  • Anonymous

    Well it does seem easier to rehearse the Israel-Palestinian conflict than talk about the deliberate use of torture and general abuse of international law by the US. Why is it that the attempt by Bush, Ashcroft, Rumsfeld and their tame lawyers to turn the US into a police state is not of interest in the campaign? It was very hard for people outside the US to understand the appeal of Reagan to the American people – the appeal of Bush is beyond all conception. The US used to be a great country and example – not perfect, but better in its good parts than pretty well anyone else. Obviously the Bushites don’t care – why doesn’t Kerry care?

  • Max Lybbert

    Well, anonymous, I was interested in returning to the original topic, but I didn’t want to look like I was simply trying to change the subject (even though the earlier posts had changed the subject from the original topic).

    After reading the leaked documents offering a legal opinion on what exactly crosses the line and counts as torture. That Bush asked the question seems like a pretty damning issue, but then again we don’t know how it was phrased. “What can we do during interrogations?” is a politically-correct question, and “When does it become torture?” is a little harder to defend.

    I have to admit that the separation of powers defense (Congress or the courts have no authority to tell the President how to use his constitutional power, even if the President chooses to use torture) and the “self-defense” defense (if the torture could arguably have been needed to protect [self, family, nation] it should get a green light) both bother me. However the Supreme Court has shown its creativity in working around such defenses (in Hamdi v. Rumsfeld, the Supreme Court held that the President’s war powers included taking and holding prisoners, but not continuing to hold prisoners).

    The appeal of Reagan is best understood by looking at Carter. Carter wanted to be a good world citizen, and bent over backwards to not ride roughshod over other countries. Carter had a personal goal to not threaten military lives (although he did support Reagan’s use of force in Afghanistan). Carter was elected more because of lingering issues over Watergate than because of his more sensitive America.

    Reagan campaigned on nationalism. Carter explained how US agents had basically fooled Panama into creating the Canal and the Canal Zone. Carter wanted to Do The Right Thing, and give the Zone back, and Reagan declared that we paid for the Canal, so we should hold onto the Canal Zone.

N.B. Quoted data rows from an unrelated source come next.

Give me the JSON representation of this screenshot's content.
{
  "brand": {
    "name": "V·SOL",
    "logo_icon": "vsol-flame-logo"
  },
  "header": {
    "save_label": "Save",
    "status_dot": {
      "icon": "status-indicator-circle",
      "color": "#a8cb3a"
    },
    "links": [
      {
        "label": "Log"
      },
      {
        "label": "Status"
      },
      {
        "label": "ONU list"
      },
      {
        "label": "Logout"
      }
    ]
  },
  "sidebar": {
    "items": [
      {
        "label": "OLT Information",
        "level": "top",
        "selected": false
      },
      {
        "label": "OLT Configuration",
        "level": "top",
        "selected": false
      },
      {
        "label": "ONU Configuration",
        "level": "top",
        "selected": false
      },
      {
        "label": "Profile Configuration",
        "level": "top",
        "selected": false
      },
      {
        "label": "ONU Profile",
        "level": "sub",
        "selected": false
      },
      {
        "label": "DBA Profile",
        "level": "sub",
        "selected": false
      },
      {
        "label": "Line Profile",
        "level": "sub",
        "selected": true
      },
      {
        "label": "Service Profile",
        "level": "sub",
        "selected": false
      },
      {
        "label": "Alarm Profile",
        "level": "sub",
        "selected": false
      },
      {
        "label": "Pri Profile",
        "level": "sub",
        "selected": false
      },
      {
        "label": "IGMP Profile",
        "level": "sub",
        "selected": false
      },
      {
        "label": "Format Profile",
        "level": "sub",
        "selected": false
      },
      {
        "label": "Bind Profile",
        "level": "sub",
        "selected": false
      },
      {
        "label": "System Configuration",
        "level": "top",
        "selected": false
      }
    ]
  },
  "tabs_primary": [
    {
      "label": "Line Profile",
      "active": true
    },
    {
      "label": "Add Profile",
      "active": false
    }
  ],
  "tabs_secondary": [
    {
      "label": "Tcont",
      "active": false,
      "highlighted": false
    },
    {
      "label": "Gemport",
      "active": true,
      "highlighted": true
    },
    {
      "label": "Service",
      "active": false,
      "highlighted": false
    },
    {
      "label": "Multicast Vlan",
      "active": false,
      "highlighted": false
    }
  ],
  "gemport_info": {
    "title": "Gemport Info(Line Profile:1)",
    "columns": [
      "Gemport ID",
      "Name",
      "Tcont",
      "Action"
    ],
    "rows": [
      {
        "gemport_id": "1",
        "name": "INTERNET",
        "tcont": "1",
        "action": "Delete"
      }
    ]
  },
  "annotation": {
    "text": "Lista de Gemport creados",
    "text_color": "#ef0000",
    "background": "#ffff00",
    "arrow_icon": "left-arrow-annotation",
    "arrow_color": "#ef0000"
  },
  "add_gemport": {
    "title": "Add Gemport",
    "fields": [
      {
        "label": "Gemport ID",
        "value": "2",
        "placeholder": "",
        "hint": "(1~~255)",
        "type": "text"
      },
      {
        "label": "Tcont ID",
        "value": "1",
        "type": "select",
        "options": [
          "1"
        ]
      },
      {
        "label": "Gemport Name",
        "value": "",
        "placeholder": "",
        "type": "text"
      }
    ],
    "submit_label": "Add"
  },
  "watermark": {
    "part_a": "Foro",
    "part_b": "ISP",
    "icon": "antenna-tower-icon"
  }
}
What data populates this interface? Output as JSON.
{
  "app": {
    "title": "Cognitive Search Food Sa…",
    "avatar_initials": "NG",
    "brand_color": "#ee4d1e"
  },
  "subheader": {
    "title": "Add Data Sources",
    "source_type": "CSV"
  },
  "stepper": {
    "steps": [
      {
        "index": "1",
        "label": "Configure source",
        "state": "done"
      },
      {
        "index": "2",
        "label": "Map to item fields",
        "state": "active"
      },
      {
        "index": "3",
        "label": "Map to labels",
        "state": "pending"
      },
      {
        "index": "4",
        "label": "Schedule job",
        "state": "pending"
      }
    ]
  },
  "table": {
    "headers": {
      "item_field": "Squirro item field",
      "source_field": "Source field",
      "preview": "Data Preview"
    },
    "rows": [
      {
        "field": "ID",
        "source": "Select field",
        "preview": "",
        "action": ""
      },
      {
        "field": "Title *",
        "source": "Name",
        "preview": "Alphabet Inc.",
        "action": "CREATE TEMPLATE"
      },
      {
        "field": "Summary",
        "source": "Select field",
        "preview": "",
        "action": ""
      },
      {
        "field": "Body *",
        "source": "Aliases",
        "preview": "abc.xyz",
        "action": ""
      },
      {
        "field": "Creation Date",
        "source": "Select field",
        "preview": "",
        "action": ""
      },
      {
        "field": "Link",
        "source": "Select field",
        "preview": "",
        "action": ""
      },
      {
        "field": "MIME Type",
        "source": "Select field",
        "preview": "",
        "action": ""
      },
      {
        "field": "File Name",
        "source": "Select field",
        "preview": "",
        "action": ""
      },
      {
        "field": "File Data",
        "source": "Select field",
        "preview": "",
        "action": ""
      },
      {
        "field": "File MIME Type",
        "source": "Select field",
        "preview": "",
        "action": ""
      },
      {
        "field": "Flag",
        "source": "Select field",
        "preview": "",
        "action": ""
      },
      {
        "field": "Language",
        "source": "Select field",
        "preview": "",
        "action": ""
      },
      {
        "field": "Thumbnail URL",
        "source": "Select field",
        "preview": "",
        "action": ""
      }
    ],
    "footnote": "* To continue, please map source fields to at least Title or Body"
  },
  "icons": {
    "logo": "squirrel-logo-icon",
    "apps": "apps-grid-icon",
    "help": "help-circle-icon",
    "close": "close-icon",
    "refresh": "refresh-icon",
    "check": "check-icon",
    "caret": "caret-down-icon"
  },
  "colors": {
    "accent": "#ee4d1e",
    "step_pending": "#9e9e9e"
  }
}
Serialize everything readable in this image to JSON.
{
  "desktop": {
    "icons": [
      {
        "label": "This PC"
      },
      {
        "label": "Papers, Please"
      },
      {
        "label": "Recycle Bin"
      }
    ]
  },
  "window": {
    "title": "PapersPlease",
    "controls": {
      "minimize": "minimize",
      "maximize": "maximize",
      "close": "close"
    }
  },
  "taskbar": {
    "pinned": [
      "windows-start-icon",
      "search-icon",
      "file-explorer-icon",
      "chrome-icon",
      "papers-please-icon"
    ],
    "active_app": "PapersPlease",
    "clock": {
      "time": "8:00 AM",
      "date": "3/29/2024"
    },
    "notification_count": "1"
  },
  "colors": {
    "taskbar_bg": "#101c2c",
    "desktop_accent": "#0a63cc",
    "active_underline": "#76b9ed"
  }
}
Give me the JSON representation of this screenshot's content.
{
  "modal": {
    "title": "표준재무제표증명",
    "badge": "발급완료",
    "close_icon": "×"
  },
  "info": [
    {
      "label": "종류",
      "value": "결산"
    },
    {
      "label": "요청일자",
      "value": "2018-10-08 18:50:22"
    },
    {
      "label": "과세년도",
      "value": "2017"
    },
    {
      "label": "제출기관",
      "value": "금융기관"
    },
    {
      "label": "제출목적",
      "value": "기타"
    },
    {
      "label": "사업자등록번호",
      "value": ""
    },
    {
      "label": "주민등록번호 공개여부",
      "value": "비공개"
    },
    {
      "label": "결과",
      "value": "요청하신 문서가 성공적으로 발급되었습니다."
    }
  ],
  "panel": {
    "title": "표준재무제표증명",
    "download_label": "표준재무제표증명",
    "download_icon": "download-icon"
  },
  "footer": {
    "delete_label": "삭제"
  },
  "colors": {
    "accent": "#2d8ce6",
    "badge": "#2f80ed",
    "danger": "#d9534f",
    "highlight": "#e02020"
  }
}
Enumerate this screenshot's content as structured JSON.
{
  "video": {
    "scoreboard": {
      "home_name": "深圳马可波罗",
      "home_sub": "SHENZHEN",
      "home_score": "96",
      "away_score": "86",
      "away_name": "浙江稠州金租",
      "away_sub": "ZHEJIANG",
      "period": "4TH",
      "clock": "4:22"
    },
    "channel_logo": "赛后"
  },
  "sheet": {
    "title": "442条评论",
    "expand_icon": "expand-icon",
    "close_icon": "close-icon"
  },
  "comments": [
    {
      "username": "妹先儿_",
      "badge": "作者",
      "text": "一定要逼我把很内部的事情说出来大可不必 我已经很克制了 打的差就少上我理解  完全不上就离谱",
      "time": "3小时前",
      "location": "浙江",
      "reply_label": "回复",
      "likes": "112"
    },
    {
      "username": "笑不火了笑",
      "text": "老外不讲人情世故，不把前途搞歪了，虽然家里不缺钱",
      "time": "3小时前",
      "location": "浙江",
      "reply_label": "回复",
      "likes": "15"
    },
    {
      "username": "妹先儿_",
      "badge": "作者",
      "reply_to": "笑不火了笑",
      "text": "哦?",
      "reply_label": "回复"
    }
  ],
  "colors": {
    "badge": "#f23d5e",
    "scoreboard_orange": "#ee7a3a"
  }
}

    Bush’s popularity, IMO, comes from his nationalism. That is why he continually “won’t outsource national security” or “let Paris decide when America needs defending.” Kerry is trying to get local support from populism, and international support from thinking like Carter. Interestingly, roughly the same percentage of Europeans who support Kerry (66%) believe that a strong US is undesirable (58%).